[Information Boundary: Start]
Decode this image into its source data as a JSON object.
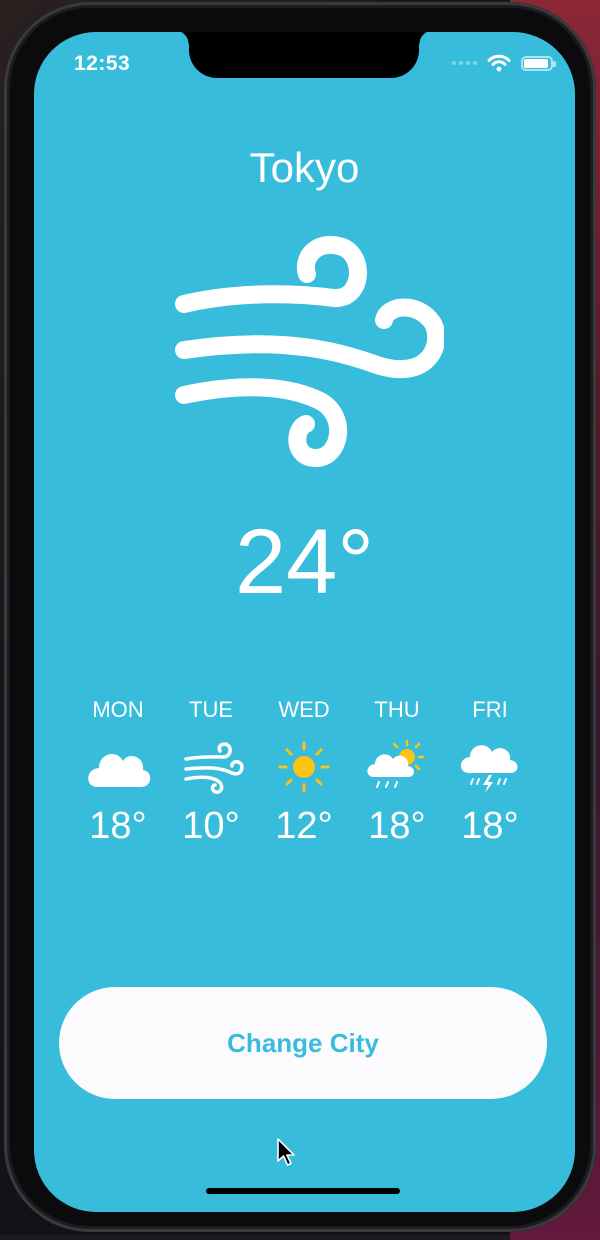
{
  "status_bar": {
    "time": "12:53"
  },
  "weather": {
    "city": "Tokyo",
    "temperature": "24°",
    "condition_icon": "wind-icon"
  },
  "forecast": [
    {
      "day": "MON",
      "temp": "18°",
      "icon": "cloud-icon"
    },
    {
      "day": "TUE",
      "temp": "10°",
      "icon": "wind-icon"
    },
    {
      "day": "WED",
      "temp": "12°",
      "icon": "sun-icon"
    },
    {
      "day": "THU",
      "temp": "18°",
      "icon": "sun-cloud-rain-icon"
    },
    {
      "day": "FRI",
      "temp": "18°",
      "icon": "thunderstorm-icon"
    }
  ],
  "actions": {
    "change_city_label": "Change City"
  },
  "colors": {
    "background": "#38bcdc",
    "button_bg": "#fbfbfe",
    "button_text": "#38bcdc",
    "sun": "#fcc419"
  }
}
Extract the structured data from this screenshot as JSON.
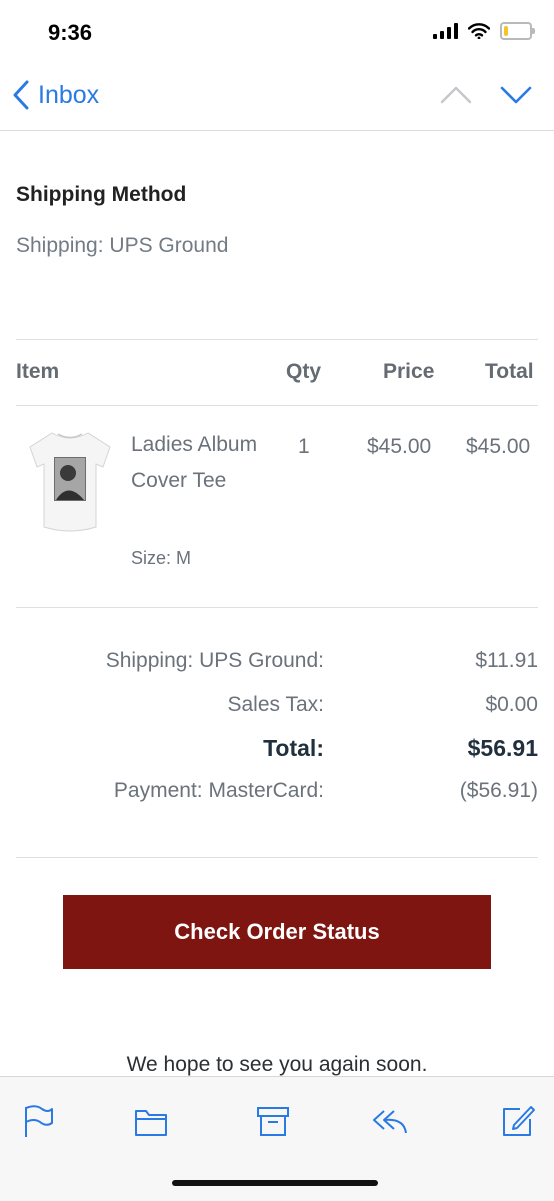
{
  "status_bar": {
    "time": "9:36"
  },
  "nav": {
    "back_label": "Inbox"
  },
  "shipping": {
    "heading": "Shipping Method",
    "text": "Shipping: UPS Ground"
  },
  "table": {
    "headers": {
      "item": "Item",
      "qty": "Qty",
      "price": "Price",
      "total": "Total"
    },
    "rows": [
      {
        "name": "Ladies Album Cover Tee",
        "size": "Size: M",
        "qty": "1",
        "price": "$45.00",
        "total": "$45.00"
      }
    ]
  },
  "summary": {
    "shipping_label": "Shipping: UPS Ground:",
    "shipping_value": "$11.91",
    "tax_label": "Sales Tax:",
    "tax_value": "$0.00",
    "total_label": "Total:",
    "total_value": "$56.91",
    "payment_label": "Payment: MasterCard:",
    "payment_value": "($56.91)"
  },
  "cta": {
    "label": "Check Order Status"
  },
  "footer": {
    "message": "We hope to see you again soon."
  },
  "colors": {
    "accent": "#2a7ae4",
    "cta_background": "#7e1510",
    "battery": "#f4c42a"
  },
  "battery_level": 0.15,
  "icons": [
    "signal-icon",
    "wifi-icon",
    "battery-icon",
    "chevron-left-icon",
    "chevron-up-icon",
    "chevron-down-icon",
    "flag-icon",
    "folder-icon",
    "archive-icon",
    "reply-icon",
    "compose-icon"
  ]
}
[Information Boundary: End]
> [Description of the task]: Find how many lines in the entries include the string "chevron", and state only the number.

> [Answer box]: 3